The agreement helps Mazda meet its goal of improving fleet fuel economy 30 percent by 2015 compared with 2008 levels. Mazda already has rolled out plans for a more efficient gasoline engine, called the Sky G, and measures such as weight reduction and idle stop technology.
But limited by a relatively small r&d budget, Mazda has trailed rivals in hybrid offerings.
For Toyota, the deal also pushes its hybrid technology closer to becoming a global standard. Leasing it to other companies is not only a cash stream for the world's biggest auto company, it's also a potent way to guarantee volume for its suppliers, which drives down cost.
Subaru also has been developing its own hybrid drivetrain based on technology from Toyota Motor, which owns a 16.5 percent stake in Subaru's parent company, Fuji Heavy Industries.
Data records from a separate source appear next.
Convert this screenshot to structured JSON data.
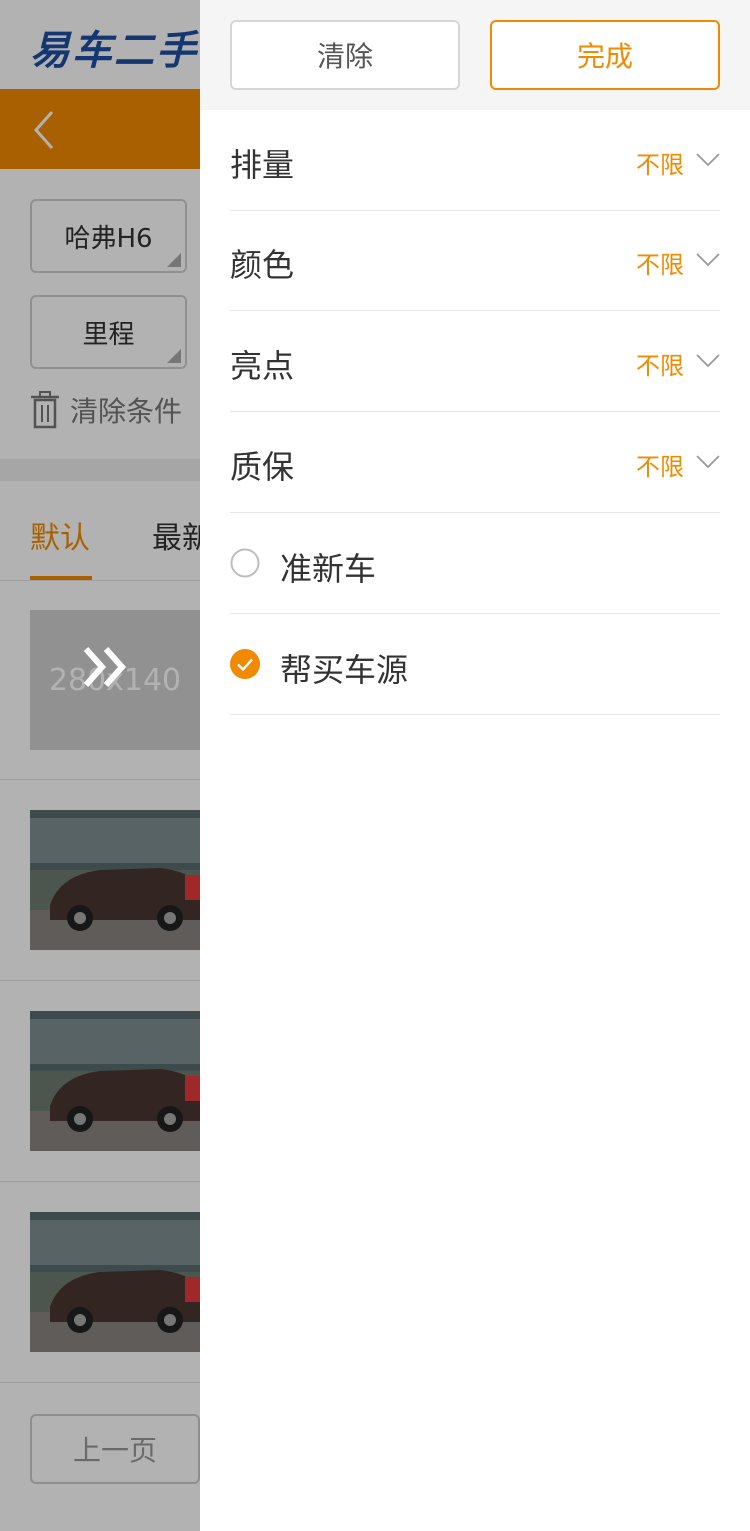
{
  "background": {
    "logo_text": "易车二手",
    "chips": [
      "哈弗H6",
      "里程"
    ],
    "clear_conditions": "清除条件",
    "sort_tabs": [
      "默认",
      "最新"
    ],
    "placeholder_text": "280x140",
    "prev_page": "上一页"
  },
  "drawer": {
    "clear_label": "清除",
    "done_label": "完成",
    "filters": [
      {
        "label": "排量",
        "value": "不限"
      },
      {
        "label": "颜色",
        "value": "不限"
      },
      {
        "label": "亮点",
        "value": "不限"
      },
      {
        "label": "质保",
        "value": "不限"
      }
    ],
    "options": [
      {
        "label": "准新车",
        "checked": false
      },
      {
        "label": "帮买车源",
        "checked": true
      }
    ]
  },
  "colors": {
    "accent": "#f18a00",
    "brand_blue": "#1d4fa3",
    "text": "#333333"
  }
}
Toyota also supplies the hybrid system used in the Nissan Altima hybrid sedan.
Teaming with Toyota signals another Mazda break from Ford, which reduced its stake in the Japanese automaker to 13 percent, from 33 percent in 2008.
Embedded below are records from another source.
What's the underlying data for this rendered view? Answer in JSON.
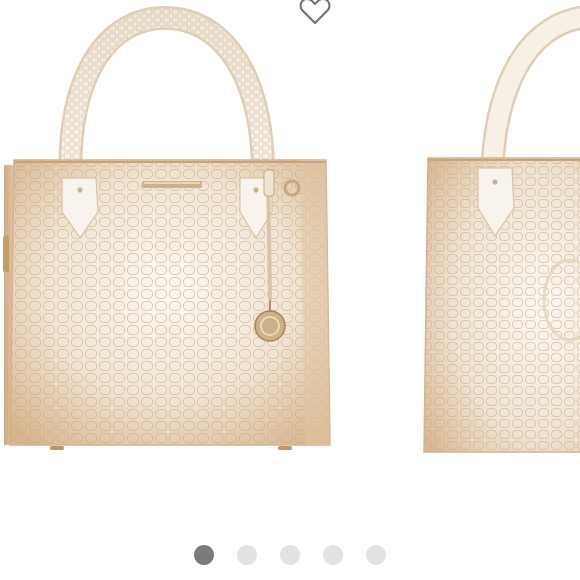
{
  "icons": {
    "favorite": "heart-outline-icon"
  },
  "colors": {
    "dot_active": "#7a7a7a",
    "dot_inactive": "#e2e2e2",
    "leather_light": "#f4efe7",
    "leather_tan": "#d9b892"
  },
  "carousel": {
    "total_slides": 5,
    "active_index": 0
  }
}
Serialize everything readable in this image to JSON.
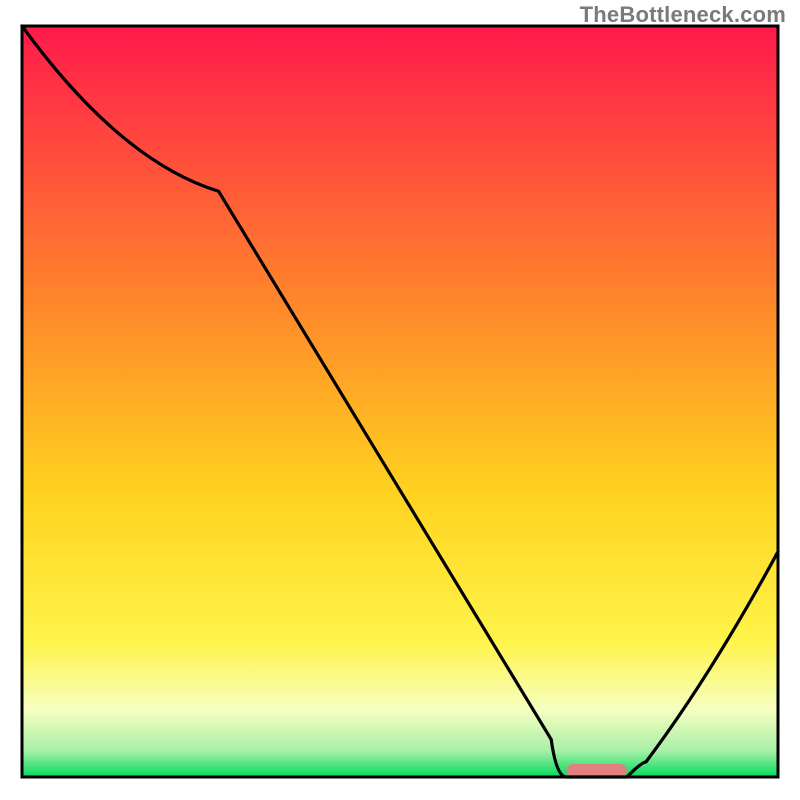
{
  "attribution": "TheBottleneck.com",
  "chart_data": {
    "type": "line",
    "title": "",
    "subtitle": "",
    "xlabel": "",
    "ylabel": "",
    "xlim": [
      0,
      100
    ],
    "ylim": [
      0,
      100
    ],
    "grid": false,
    "legend": false,
    "series": [
      {
        "name": "bottleneck-curve",
        "x": [
          0,
          26,
          70,
          72,
          80,
          82,
          100
        ],
        "y": [
          100,
          78,
          5,
          0,
          0,
          2,
          30
        ]
      }
    ],
    "marker": {
      "name": "optimal-range",
      "type": "bar-segment",
      "x_start": 72,
      "x_end": 80,
      "y": 0,
      "color": "#e08080"
    },
    "background": {
      "type": "vertical-gradient",
      "stops": [
        {
          "pos": 0.0,
          "color": "#ff1a4b"
        },
        {
          "pos": 0.38,
          "color": "#ff8a2a"
        },
        {
          "pos": 0.62,
          "color": "#ffd21f"
        },
        {
          "pos": 0.82,
          "color": "#fff44a"
        },
        {
          "pos": 0.91,
          "color": "#f6ffc0"
        },
        {
          "pos": 0.965,
          "color": "#a8f0a8"
        },
        {
          "pos": 1.0,
          "color": "#00db5b"
        }
      ]
    },
    "frame_color": "#000000",
    "curve_color": "#000000"
  }
}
Since then, Ford and Mazda have embarked on largely separate powertrain strategies.
While Ford is chasing greater fuel economy with its turbocharged EcoBoost engines, Mazda is developing its own line of Sky engines, which rely mostly on direct fuel injection.
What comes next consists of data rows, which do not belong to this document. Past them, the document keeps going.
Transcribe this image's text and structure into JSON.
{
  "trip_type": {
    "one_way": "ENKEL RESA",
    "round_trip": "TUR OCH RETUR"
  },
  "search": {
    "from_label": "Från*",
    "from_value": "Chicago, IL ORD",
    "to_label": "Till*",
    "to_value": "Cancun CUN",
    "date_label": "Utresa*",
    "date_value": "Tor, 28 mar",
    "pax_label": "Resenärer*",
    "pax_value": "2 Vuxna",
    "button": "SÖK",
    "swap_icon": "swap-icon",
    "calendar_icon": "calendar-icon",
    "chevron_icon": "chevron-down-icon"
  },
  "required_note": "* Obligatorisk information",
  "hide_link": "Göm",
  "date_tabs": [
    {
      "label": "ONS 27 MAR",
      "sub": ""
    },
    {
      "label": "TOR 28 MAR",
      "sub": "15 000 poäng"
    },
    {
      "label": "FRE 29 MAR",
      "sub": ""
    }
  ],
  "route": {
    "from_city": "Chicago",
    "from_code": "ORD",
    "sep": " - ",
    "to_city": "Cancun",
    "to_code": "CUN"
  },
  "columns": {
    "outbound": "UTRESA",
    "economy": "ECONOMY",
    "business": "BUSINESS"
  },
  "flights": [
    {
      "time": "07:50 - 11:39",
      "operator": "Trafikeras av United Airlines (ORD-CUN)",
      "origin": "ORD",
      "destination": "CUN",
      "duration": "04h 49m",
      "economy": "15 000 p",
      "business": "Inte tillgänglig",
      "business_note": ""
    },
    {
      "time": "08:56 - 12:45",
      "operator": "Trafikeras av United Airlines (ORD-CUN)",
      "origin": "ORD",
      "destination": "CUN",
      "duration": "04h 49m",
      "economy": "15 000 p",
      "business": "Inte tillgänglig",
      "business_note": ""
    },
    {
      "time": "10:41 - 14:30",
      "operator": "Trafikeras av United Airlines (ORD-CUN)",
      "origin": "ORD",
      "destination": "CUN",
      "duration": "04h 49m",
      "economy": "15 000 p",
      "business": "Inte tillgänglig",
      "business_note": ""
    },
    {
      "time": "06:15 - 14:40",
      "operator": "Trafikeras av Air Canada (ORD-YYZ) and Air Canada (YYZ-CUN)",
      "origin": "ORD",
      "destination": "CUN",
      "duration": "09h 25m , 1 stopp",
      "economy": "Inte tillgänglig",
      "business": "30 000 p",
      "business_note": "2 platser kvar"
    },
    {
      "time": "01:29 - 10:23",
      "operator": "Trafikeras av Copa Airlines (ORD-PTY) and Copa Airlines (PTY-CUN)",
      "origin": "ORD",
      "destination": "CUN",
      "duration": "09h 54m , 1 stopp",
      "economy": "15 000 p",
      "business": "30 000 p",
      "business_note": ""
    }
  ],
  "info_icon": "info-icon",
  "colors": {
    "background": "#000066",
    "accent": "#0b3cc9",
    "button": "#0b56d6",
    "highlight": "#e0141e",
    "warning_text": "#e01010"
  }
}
Mazda currently uses Ford technology in its hybrid Tribute SUV. But Yamaki said that turning to Toyota and domestic suppliers is the quickest way to bring a hybrid to market in Japan.
Yamaki said the deal won't undermine cooperation with Ford.
“This strategic relationship will not change,” Yamaki said at a press conference. “Obtaining the major hybrid components from domestic suppliers is the surest and quickest way for Mazda to efficiently develop and manufacture a hybrid vehicle in Japan.”
Mazda starts producing the Sky G engine next year and plans to mate it with Toyota's hybrid technology for the car due in 2013. Mazda didn't give other details. But the agreement covers the motor, inverter and nickel-metal hydride battery currently used in the Prius.
The four-cylinder, direct-injection Sky-G gasoline engine will range between 1.3 and 2.0 liters and deliver 15 percent better fuel economy than current engines in the same class. Its diesel partner, the Sky-D, will get a 20 percent increase over today's offerings.
The Ford-Mazda partnership is often cited as an example of a successful international alliance of automakers. Ford first took an equity stake in Mazda in 1979 and brought it under its control in 1996 as the Hiroshima-based carmaker struggled to survive. But by late 2008, the tables were turned, and a cash-strapped Ford sold the bulk of its stake to raise capital.